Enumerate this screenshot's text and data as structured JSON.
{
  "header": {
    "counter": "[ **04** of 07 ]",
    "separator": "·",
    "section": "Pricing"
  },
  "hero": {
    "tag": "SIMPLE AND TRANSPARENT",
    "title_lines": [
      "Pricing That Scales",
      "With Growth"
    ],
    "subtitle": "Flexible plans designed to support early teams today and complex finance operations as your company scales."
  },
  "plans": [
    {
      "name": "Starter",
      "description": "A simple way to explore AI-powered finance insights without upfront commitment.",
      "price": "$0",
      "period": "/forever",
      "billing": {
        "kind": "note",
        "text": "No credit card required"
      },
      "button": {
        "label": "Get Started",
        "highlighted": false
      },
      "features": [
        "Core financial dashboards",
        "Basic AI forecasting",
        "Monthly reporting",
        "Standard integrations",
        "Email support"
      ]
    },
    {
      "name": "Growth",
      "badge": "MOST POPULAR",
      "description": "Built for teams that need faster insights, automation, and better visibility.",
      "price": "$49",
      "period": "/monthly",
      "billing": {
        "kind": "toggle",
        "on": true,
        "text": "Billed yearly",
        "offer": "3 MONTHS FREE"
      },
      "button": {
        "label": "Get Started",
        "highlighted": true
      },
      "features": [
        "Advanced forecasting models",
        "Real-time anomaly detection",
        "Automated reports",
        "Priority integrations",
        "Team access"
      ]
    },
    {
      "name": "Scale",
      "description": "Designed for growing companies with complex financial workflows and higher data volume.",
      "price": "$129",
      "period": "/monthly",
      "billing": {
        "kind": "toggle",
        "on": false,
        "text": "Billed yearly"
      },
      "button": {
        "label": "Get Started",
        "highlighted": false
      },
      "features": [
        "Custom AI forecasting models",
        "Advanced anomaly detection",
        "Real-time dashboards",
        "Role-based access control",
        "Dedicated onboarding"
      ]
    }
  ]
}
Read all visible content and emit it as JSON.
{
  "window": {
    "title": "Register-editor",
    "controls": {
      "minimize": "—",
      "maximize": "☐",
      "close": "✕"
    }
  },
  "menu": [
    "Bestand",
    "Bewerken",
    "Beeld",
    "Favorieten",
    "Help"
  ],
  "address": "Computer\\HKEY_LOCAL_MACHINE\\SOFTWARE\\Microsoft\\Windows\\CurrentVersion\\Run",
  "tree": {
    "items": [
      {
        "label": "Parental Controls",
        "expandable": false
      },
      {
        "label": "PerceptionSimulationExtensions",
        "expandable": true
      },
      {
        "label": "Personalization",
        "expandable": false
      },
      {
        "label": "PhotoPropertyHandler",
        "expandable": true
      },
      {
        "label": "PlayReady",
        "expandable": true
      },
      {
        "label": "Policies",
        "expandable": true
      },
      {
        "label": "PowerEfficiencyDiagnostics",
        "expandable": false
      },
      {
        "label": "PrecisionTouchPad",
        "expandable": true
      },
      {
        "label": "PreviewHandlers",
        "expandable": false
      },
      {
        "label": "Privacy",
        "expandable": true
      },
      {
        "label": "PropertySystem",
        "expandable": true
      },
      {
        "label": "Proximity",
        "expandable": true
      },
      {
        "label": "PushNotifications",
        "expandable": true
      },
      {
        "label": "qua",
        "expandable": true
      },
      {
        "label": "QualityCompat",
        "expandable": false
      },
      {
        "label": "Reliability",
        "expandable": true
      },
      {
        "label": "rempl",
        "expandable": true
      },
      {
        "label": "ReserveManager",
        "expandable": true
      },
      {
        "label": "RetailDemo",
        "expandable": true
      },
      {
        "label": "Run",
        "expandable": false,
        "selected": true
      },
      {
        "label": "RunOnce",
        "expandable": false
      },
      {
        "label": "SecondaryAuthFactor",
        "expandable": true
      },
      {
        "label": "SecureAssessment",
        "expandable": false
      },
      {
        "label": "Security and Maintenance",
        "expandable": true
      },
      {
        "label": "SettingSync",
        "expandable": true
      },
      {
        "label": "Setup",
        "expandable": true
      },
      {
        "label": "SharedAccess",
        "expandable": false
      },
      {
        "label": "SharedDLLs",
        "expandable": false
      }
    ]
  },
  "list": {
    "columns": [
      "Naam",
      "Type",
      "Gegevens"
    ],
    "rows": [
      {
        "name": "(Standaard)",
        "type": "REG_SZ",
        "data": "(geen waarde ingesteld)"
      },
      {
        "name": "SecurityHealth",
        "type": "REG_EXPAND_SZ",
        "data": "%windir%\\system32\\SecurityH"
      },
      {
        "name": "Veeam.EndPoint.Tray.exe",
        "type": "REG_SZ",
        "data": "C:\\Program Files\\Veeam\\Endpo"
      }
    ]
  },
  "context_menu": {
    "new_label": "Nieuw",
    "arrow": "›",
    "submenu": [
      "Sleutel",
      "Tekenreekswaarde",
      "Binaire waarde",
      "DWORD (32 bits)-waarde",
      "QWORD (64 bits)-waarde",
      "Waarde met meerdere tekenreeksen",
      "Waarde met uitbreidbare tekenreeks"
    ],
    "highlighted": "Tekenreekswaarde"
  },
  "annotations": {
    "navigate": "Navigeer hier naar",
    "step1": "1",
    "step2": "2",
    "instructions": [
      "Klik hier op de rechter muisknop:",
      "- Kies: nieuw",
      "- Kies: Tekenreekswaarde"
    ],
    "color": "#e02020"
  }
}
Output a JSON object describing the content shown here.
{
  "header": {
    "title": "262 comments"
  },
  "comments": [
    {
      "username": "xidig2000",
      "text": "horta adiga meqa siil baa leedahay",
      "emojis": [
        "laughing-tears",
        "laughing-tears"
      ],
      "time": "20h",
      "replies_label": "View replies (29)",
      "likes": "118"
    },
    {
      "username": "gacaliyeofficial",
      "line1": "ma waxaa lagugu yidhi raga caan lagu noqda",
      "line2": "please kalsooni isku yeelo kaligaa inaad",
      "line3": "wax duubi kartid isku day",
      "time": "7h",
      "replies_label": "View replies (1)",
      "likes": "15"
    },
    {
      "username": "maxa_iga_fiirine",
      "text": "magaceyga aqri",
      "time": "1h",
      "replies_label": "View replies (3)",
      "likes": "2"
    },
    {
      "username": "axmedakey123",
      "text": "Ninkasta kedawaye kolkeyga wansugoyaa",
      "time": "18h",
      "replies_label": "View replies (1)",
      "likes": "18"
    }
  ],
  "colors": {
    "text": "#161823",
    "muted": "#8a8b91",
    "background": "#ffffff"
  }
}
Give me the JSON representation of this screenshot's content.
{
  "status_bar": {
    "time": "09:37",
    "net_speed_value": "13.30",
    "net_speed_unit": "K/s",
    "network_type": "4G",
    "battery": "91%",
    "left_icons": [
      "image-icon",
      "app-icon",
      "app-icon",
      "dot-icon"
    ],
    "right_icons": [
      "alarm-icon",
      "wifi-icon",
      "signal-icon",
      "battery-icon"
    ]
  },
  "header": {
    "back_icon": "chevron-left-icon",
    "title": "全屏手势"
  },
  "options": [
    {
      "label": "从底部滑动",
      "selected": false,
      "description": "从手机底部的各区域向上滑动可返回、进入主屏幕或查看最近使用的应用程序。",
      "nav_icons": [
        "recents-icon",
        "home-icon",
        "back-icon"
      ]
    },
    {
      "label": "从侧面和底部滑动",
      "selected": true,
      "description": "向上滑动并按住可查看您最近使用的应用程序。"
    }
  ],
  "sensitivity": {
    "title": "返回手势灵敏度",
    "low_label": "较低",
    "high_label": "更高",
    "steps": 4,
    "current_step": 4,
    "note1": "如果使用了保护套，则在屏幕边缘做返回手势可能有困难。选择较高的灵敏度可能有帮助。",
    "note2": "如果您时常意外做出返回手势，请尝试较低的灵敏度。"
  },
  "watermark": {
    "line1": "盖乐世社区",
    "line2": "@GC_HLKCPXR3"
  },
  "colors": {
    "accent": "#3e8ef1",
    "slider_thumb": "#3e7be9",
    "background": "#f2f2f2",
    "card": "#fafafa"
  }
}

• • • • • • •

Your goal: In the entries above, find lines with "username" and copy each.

Answer space:
      "username": "xidig2000",
      "username": "gacaliyeofficial",
      "username": "maxa_iga_fiirine",
      "username": "axmedakey123",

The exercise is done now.